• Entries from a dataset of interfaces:
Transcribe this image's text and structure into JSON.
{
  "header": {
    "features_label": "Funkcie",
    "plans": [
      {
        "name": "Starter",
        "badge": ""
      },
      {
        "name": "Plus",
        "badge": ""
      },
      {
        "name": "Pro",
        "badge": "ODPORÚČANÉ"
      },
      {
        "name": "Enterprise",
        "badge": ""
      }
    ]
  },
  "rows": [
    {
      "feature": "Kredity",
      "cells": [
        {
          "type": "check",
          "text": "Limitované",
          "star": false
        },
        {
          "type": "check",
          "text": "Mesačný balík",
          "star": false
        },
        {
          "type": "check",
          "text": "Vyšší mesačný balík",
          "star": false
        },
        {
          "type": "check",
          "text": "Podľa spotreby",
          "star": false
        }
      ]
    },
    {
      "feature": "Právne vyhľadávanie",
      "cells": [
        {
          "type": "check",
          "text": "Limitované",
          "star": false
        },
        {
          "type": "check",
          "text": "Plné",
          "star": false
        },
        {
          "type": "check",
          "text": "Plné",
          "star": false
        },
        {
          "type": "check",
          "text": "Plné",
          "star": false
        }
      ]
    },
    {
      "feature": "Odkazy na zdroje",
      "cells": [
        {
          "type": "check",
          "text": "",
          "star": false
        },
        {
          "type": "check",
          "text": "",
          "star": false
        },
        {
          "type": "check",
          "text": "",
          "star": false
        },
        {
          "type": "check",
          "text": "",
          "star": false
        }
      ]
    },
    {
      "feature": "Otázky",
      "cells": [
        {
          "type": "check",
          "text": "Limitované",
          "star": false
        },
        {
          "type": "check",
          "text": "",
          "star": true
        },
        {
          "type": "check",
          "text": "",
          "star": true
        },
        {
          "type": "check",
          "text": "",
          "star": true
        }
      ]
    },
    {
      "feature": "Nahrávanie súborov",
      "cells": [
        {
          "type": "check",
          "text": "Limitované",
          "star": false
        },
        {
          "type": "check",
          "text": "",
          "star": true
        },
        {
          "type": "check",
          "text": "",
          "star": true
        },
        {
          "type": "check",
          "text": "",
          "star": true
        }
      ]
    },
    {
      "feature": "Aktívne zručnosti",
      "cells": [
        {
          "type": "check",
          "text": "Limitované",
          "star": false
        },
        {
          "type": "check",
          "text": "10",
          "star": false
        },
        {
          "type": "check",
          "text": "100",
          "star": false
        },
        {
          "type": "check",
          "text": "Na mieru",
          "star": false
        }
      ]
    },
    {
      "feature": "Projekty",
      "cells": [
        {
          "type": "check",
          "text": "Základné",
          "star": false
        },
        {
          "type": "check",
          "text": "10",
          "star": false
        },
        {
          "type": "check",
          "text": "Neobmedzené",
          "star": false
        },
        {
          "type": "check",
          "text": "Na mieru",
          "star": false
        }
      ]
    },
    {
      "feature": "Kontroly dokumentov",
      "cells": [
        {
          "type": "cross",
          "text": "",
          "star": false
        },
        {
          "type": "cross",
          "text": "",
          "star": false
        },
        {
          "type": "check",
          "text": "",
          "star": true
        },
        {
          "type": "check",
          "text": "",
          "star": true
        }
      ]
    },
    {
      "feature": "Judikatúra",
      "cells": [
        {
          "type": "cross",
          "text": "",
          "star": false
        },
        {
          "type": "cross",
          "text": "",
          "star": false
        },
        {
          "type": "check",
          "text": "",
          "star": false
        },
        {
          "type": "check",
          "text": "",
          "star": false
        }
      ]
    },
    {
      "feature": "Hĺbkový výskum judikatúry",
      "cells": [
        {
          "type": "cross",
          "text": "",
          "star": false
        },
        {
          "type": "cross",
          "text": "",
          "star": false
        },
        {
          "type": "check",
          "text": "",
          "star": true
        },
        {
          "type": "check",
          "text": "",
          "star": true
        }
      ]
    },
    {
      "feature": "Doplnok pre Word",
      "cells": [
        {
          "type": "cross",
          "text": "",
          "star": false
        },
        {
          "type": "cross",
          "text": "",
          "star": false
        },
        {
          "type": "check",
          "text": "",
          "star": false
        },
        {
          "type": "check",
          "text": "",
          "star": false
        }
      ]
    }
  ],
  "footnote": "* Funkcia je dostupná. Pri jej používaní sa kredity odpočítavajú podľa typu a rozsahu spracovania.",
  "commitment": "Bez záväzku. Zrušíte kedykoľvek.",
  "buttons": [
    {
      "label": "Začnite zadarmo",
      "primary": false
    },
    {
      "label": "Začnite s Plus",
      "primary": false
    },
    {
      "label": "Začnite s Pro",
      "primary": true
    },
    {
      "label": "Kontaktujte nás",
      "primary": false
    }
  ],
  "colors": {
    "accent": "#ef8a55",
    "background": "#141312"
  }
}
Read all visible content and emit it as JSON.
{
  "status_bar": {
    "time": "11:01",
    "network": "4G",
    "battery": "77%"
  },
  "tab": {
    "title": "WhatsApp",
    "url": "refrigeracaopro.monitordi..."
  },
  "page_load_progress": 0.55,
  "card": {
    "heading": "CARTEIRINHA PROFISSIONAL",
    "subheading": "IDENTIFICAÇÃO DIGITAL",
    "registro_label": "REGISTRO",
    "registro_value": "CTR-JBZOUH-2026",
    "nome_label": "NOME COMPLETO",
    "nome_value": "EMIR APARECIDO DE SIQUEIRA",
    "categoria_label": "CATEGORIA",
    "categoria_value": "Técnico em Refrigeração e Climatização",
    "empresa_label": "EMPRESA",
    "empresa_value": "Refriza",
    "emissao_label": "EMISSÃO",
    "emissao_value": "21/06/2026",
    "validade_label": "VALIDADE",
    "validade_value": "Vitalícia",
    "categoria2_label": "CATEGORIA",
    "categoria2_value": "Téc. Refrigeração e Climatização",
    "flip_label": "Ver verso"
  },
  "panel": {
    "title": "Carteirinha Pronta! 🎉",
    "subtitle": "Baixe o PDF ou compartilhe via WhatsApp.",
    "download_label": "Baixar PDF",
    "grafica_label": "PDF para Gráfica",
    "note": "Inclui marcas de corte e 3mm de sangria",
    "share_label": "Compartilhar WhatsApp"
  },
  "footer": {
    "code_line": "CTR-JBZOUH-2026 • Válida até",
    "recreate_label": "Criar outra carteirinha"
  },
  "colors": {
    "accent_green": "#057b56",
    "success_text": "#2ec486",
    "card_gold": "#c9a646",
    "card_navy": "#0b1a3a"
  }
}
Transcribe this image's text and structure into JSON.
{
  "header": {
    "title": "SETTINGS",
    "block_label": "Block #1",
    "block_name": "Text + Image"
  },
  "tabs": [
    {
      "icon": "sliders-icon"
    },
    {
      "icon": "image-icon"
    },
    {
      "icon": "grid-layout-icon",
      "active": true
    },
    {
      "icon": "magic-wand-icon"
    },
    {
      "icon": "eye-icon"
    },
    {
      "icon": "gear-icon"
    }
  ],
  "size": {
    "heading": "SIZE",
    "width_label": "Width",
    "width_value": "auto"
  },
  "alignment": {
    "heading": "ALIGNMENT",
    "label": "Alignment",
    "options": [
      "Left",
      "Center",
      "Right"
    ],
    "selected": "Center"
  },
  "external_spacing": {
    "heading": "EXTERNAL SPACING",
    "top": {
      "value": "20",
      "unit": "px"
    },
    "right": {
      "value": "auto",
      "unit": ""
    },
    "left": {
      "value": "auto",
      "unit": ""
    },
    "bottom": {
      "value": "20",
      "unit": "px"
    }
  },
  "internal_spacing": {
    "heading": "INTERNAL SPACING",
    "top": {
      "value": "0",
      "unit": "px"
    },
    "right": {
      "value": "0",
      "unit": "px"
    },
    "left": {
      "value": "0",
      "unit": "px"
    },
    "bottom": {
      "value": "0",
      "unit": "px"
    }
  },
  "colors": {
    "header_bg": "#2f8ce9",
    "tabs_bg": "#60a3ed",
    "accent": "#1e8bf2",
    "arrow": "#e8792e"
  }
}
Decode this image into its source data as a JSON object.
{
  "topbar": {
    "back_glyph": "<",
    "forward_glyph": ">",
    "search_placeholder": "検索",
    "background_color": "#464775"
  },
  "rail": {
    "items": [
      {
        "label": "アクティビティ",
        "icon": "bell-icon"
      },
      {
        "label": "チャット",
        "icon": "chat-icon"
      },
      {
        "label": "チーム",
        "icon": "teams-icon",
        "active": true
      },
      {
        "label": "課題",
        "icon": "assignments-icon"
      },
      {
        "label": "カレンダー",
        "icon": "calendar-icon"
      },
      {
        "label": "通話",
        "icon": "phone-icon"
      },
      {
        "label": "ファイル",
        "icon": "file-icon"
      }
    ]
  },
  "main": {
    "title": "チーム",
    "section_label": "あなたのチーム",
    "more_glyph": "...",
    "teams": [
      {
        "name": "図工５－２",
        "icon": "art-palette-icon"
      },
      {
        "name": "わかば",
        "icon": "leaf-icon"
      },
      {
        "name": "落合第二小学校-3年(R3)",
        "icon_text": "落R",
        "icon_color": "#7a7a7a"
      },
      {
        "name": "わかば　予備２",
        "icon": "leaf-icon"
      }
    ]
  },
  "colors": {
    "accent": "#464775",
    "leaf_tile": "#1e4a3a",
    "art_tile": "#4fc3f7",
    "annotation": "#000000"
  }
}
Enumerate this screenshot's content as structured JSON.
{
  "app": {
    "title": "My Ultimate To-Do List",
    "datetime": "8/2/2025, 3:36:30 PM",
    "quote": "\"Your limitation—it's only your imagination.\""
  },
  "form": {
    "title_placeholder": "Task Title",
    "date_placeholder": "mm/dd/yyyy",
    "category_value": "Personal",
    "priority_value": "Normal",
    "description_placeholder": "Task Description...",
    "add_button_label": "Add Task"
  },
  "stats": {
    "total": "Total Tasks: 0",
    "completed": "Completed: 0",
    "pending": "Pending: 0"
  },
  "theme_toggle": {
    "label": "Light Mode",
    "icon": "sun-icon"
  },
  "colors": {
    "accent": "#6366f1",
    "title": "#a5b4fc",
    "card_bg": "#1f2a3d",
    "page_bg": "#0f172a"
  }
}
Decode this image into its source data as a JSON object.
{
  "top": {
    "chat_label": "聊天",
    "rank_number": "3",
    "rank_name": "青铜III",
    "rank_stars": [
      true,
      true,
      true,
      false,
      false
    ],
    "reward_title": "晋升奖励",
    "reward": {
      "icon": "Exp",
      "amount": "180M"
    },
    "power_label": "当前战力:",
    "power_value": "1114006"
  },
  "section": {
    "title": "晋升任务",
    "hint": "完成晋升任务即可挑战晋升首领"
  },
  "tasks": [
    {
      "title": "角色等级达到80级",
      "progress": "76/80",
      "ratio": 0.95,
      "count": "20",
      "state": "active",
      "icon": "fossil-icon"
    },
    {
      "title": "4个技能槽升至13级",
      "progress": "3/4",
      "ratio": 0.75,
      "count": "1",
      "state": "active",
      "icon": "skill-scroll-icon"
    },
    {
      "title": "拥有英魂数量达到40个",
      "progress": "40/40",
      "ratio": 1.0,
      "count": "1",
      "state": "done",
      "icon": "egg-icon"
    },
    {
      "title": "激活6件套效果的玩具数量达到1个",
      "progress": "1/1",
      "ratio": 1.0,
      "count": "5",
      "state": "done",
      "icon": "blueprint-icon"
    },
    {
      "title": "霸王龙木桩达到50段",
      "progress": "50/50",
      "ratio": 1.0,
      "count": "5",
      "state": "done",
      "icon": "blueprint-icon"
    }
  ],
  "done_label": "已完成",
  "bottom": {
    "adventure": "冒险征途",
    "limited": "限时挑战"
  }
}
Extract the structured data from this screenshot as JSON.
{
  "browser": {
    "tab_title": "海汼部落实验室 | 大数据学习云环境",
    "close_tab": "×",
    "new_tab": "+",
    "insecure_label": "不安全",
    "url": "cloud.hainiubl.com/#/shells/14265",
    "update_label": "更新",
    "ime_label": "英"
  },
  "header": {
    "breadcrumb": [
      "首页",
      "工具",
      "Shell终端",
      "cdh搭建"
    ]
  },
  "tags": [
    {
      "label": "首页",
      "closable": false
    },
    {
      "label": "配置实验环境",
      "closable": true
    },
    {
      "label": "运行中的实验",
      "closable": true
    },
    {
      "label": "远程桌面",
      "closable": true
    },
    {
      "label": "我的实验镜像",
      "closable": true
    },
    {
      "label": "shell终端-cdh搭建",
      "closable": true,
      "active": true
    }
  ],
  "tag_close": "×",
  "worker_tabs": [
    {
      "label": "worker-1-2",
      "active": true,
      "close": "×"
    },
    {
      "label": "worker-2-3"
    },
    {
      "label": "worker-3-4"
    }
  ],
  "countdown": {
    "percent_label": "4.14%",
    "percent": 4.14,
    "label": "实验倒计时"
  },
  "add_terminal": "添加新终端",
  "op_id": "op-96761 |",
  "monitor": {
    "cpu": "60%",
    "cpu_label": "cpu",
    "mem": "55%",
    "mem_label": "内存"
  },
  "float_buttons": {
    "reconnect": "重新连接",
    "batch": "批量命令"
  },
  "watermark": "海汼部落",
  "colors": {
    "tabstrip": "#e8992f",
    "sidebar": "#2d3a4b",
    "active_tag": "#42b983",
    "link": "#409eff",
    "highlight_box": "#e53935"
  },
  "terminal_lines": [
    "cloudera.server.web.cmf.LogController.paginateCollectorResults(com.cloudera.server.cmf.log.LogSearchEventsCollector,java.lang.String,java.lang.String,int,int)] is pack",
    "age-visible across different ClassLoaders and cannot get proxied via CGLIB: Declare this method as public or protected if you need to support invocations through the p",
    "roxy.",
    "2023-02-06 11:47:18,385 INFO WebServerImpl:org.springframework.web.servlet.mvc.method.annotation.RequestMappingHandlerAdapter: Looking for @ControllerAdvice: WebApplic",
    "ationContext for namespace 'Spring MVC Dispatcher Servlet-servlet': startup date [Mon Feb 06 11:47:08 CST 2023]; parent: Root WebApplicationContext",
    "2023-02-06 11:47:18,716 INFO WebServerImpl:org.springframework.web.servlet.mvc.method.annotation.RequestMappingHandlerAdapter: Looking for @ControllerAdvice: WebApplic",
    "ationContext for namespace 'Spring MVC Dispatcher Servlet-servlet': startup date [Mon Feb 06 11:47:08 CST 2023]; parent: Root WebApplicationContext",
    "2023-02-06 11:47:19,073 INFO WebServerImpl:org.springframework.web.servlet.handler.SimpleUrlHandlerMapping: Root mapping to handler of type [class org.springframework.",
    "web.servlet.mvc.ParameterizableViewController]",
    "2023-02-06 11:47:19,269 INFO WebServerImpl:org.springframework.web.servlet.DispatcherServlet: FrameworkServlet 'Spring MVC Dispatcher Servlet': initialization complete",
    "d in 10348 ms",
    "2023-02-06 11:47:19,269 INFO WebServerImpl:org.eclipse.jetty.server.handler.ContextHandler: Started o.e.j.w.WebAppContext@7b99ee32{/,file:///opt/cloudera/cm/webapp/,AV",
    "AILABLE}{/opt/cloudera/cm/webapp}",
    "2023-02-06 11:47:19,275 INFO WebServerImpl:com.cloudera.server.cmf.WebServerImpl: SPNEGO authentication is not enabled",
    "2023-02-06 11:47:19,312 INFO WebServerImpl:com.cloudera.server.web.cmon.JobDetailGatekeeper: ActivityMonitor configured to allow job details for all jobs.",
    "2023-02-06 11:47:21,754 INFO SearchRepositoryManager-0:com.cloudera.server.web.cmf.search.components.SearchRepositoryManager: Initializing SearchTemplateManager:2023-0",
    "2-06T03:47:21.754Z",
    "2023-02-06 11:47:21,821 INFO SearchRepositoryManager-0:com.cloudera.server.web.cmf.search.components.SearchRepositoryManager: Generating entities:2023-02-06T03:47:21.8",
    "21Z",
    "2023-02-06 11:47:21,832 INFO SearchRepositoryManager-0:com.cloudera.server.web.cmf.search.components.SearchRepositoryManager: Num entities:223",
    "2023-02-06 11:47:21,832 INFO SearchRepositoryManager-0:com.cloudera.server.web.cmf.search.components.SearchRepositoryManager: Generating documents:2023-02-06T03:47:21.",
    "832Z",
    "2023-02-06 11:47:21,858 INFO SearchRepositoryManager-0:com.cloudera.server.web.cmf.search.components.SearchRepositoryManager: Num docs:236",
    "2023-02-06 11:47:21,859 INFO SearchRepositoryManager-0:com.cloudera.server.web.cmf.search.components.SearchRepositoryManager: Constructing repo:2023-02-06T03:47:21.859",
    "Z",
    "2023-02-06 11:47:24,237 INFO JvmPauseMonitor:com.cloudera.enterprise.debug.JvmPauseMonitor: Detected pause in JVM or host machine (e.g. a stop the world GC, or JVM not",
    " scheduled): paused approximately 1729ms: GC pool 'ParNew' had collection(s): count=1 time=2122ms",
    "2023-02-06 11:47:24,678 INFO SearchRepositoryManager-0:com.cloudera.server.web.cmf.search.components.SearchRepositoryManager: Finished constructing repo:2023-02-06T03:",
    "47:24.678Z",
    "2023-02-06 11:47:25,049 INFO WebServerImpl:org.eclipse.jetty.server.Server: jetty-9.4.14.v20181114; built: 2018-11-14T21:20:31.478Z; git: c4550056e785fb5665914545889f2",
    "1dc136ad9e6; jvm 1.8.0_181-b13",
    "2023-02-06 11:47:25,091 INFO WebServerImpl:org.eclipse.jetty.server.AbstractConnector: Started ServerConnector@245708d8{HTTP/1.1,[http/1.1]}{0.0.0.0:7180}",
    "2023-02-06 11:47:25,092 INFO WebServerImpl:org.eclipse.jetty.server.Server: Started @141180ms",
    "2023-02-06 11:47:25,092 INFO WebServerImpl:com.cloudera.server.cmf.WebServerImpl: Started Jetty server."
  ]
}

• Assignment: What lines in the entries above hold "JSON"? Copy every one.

• Written answer:
Transcribe this image's text and structure into JSON.
Read all visible content and emit it as JSON.
Transcribe this image's text and structure into JSON.
Decode this image into its source data as a JSON object.
Enumerate this screenshot's content as structured JSON.
Decode this image into its source data as a JSON object.
Extract the structured data from this screenshot as JSON.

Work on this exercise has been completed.